I hope that this new year will be filled with many meaningful moments and especially time with the ones you love. Don’t let go of hope. 

There is always a door:

It has been my experience that there is always a door. Help arrives during times of distress and great difficulty. Sometimes we don’t even need to ask for help. It arrives unbidden. And sometimes we need to seek it out. Knock on doors. Write letters. Make calls.

And, even with all of our pro-activeness, it doesn’t imply we solve the problem. We still get bad news. Yet, we often find comfort, strength and new information. It is important to seek out what you need. Sometimes the locked door opens, even a crack, and allows some light to get in. Sometimes it doesn’t and, yet, our efforts and the efforts of others keep us from being alone and can provide words of comfort.

2021 awaits us with, as of today,  359 brand new pages for our book of life. Let’s all live them fully, in the best way we know how. “Zigzagging (along) you there, me here…as the snail does.”

With love and gratitude and a thousand good wishes for you all. Trudy


Note 1:) I  am choosing to make  health a priority for 2020. Consequently, if I don’t put a disciplined effort into taking care of body and soul, I reduce my chances to continue to live a vital and joyful life for as long as I am still breathing. This was a priority last year,  and I didn’t do a good job. So, starting again, I have so far this year slept eight hours a night, walked one hour plus a day and drank a respectable amount of water each day.  Fresh starts, or as Pema Chodron says, “start where you are. You will often fail but never give up.” 

Note 2:) The good news is that a “new year” isn’t necessary to do new things or make changes. We get a new day every morning that we are lucky enough to wake up. Yeah!

Note 3:)  I thank you for the great honour that I receive each time you click on “read more.” I humbly appreciate you continuing along with me each week. Some musings are better than others and you are generous, dear readers, for so often joining me here, no matter what. I deeply appreciate you. You make my life better. Warmest regards, Trudy
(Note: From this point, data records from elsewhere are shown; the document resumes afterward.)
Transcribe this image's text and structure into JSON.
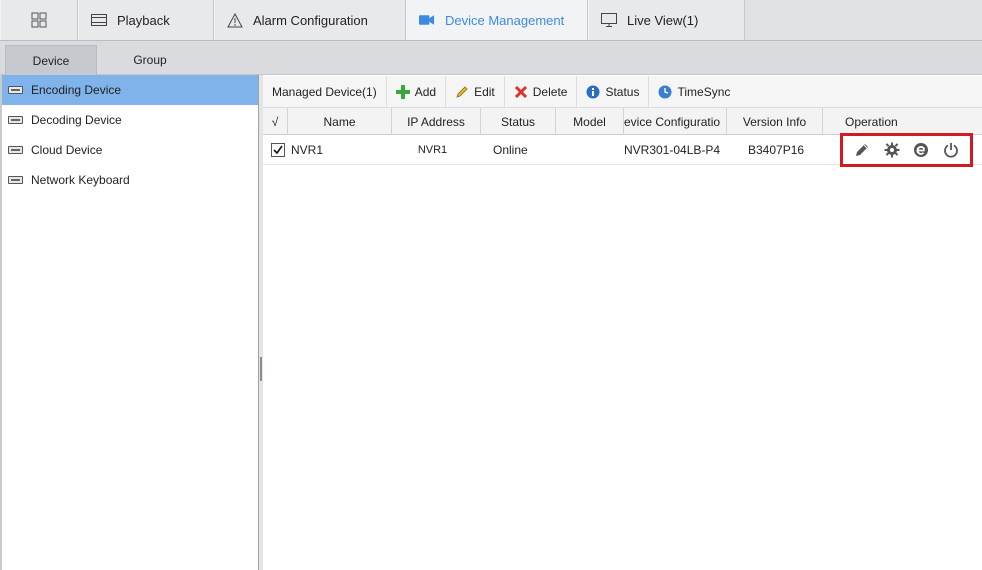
{
  "top_tabs": [
    {
      "label": "",
      "icon": "grid-icon"
    },
    {
      "label": "Playback",
      "icon": "playback-icon"
    },
    {
      "label": "Alarm Configuration",
      "icon": "alarm-icon"
    },
    {
      "label": "Device Management",
      "icon": "camera-icon",
      "active": true
    },
    {
      "label": "Live View(1)",
      "icon": "monitor-icon"
    }
  ],
  "sub_tabs": [
    {
      "label": "Device",
      "active": true
    },
    {
      "label": "Group"
    }
  ],
  "left_tree": [
    {
      "label": "Encoding Device",
      "selected": true
    },
    {
      "label": "Decoding Device"
    },
    {
      "label": "Cloud Device"
    },
    {
      "label": "Network Keyboard"
    }
  ],
  "toolbar": {
    "managed": "Managed Device(1)",
    "add": "Add",
    "edit": "Edit",
    "delete": "Delete",
    "status": "Status",
    "timesync": "TimeSync"
  },
  "table": {
    "headers": [
      "√",
      "Name",
      "IP Address",
      "Status",
      "Model",
      "evice Configuratio",
      "Version Info",
      "Operation"
    ],
    "rows": [
      {
        "checked": true,
        "name": "NVR1",
        "ip": "NVR1",
        "status": "Online",
        "model": "",
        "config": "NVR301-04LB-P4",
        "version": "B3407P16"
      }
    ]
  },
  "operations": [
    "edit-pencil-icon",
    "settings-gear-icon",
    "browser-e-icon",
    "power-icon"
  ],
  "colors": {
    "accent": "#3d8ae0",
    "selection": "#7fb3ea",
    "highlight_box": "#d21a24",
    "add_green": "#3aa53a",
    "delete_red": "#d9342b",
    "info_blue": "#2a6fbf"
  }
}
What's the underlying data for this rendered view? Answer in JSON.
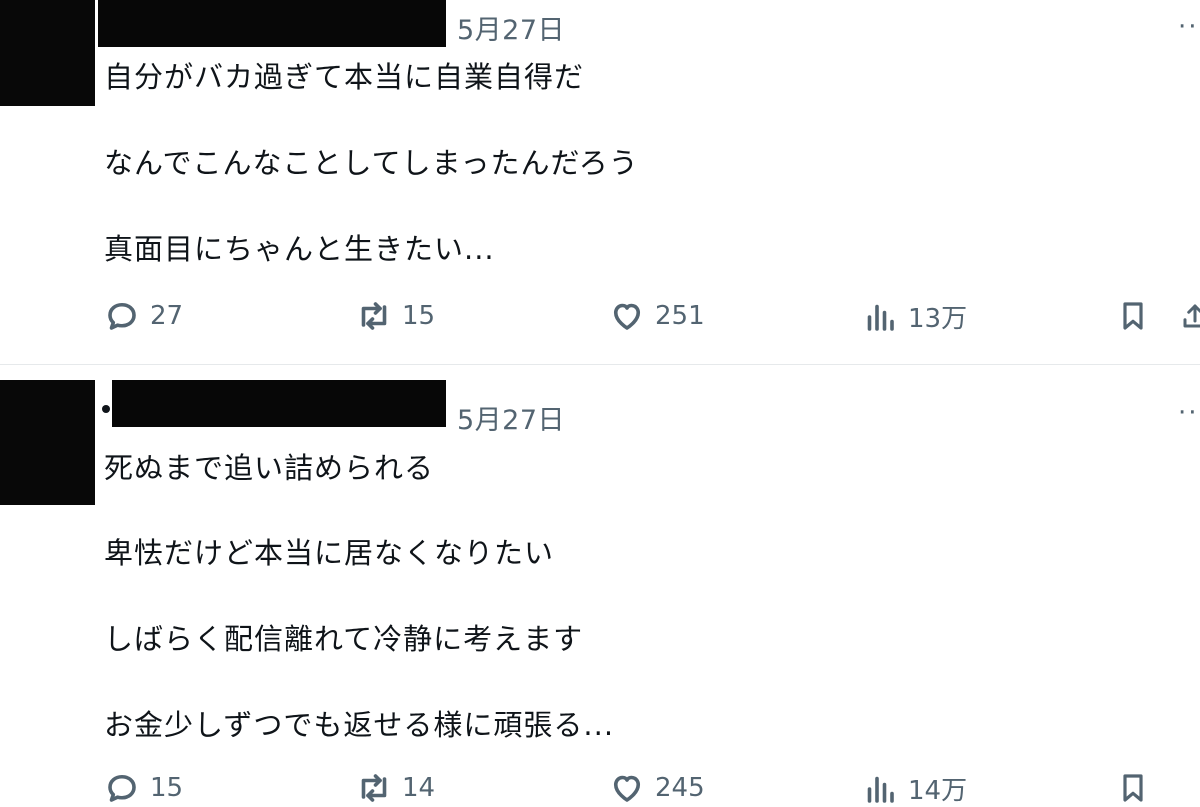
{
  "tweets": [
    {
      "date": "5月27日",
      "more": "··",
      "lines": [
        "自分がバカ過ぎて本当に自業自得だ",
        "なんでこんなことしてしまったんだろう",
        "真面目にちゃんと生きたい..."
      ],
      "replies": "27",
      "retweets": "15",
      "likes": "251",
      "views": "13万"
    },
    {
      "date": "5月27日",
      "more": "··",
      "lines": [
        "死ぬまで追い詰められる",
        "卑怯だけど本当に居なくなりたい",
        "しばらく配信離れて冷静に考えます",
        "お金少しずつでも返せる様に頑張る..."
      ],
      "replies": "15",
      "retweets": "14",
      "likes": "245",
      "views": "14万"
    }
  ],
  "icons": {
    "reply": "speech-bubble-icon",
    "retweet": "retweet-arrows-icon",
    "like": "heart-icon",
    "views": "bar-chart-icon",
    "bookmark": "bookmark-icon",
    "share": "share-upload-icon"
  },
  "colors": {
    "text": "#0f1419",
    "secondary": "#536471",
    "divider": "#e6e9eb",
    "redaction": "#080808"
  }
}
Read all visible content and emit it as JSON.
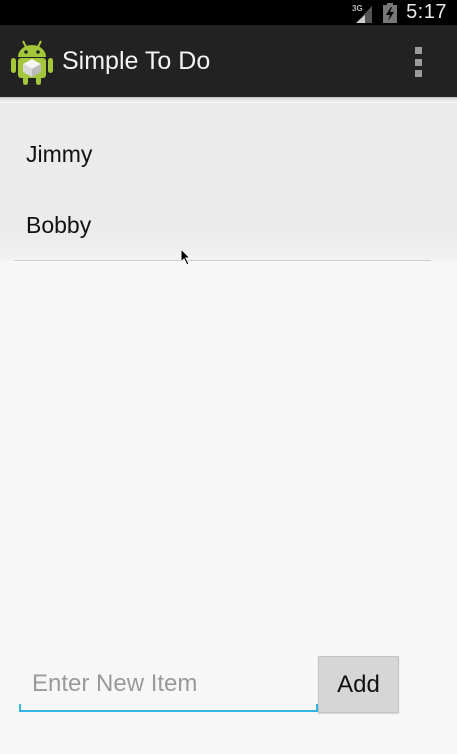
{
  "status_bar": {
    "network_label": "3G",
    "time": "5:17",
    "icons": [
      "signal-3g-icon",
      "battery-charging-icon"
    ]
  },
  "action_bar": {
    "app_icon": "android-icon",
    "title": "Simple To Do",
    "menu_icon": "overflow-menu-icon"
  },
  "items": [
    {
      "label": "Jimmy"
    },
    {
      "label": "Bobby"
    }
  ],
  "new_item": {
    "value": "",
    "placeholder": "Enter New Item"
  },
  "add_button": {
    "label": "Add"
  },
  "colors": {
    "action_bar": "#222222",
    "accent": "#33b5e5",
    "android_green": "#a4c639",
    "background": "#f7f7f7"
  }
}
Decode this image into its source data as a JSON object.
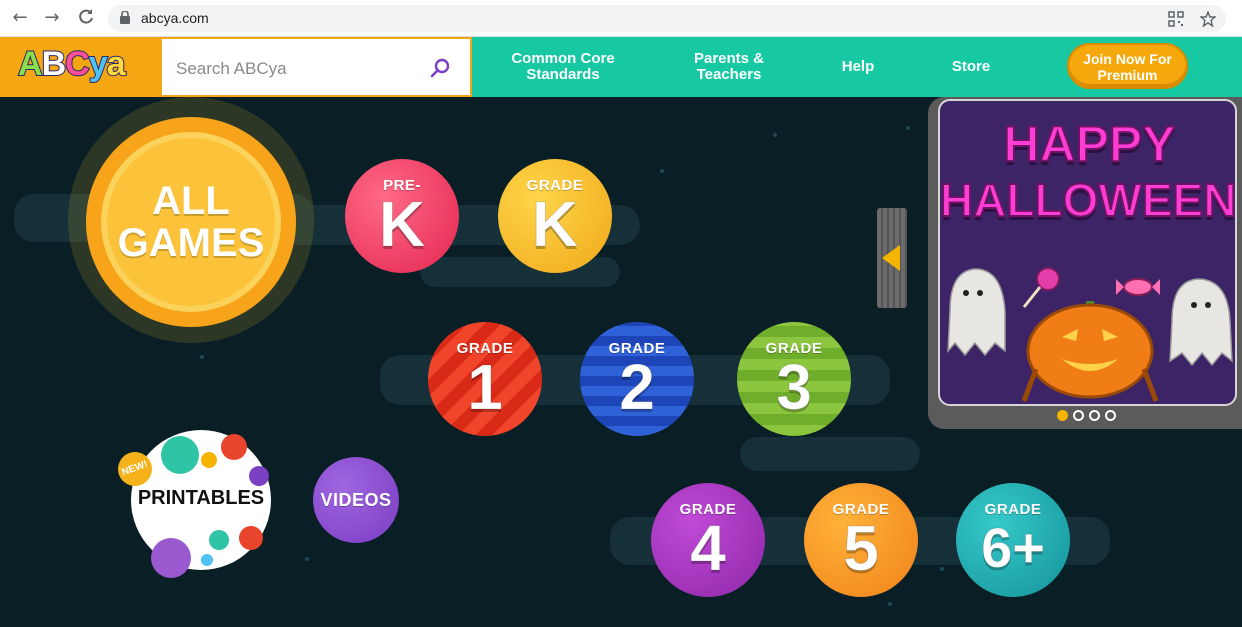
{
  "browser": {
    "url": "abcya.com"
  },
  "header": {
    "logo_text": "ABCya",
    "search_placeholder": "Search ABCya",
    "nav": [
      {
        "label": "Common Core Standards"
      },
      {
        "label": "Parents & Teachers"
      },
      {
        "label": "Help"
      },
      {
        "label": "Store"
      }
    ],
    "join_label": "Join Now For Premium",
    "colors": {
      "bar": "#17c9a3",
      "logo_bg": "#f5a613",
      "join_btn": "#f5a80c"
    }
  },
  "tiles": {
    "all_games": "ALL GAMES",
    "prek": {
      "small": "PRE-",
      "big": "K"
    },
    "gradek": {
      "small": "GRADE",
      "big": "K"
    },
    "grade1": {
      "small": "GRADE",
      "big": "1"
    },
    "grade2": {
      "small": "GRADE",
      "big": "2"
    },
    "grade3": {
      "small": "GRADE",
      "big": "3"
    },
    "grade4": {
      "small": "GRADE",
      "big": "4"
    },
    "grade5": {
      "small": "GRADE",
      "big": "5"
    },
    "grade6": {
      "small": "GRADE",
      "big": "6+"
    },
    "printables": "PRINTABLES",
    "new_badge": "NEW!",
    "videos": "VIDEOS"
  },
  "carousel": {
    "line1": "HAPPY",
    "line2": "HALLOWEEN!",
    "dot_count": 4,
    "active_dot": 0
  }
}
PS  no matter how often I repeat this it is always deeply true.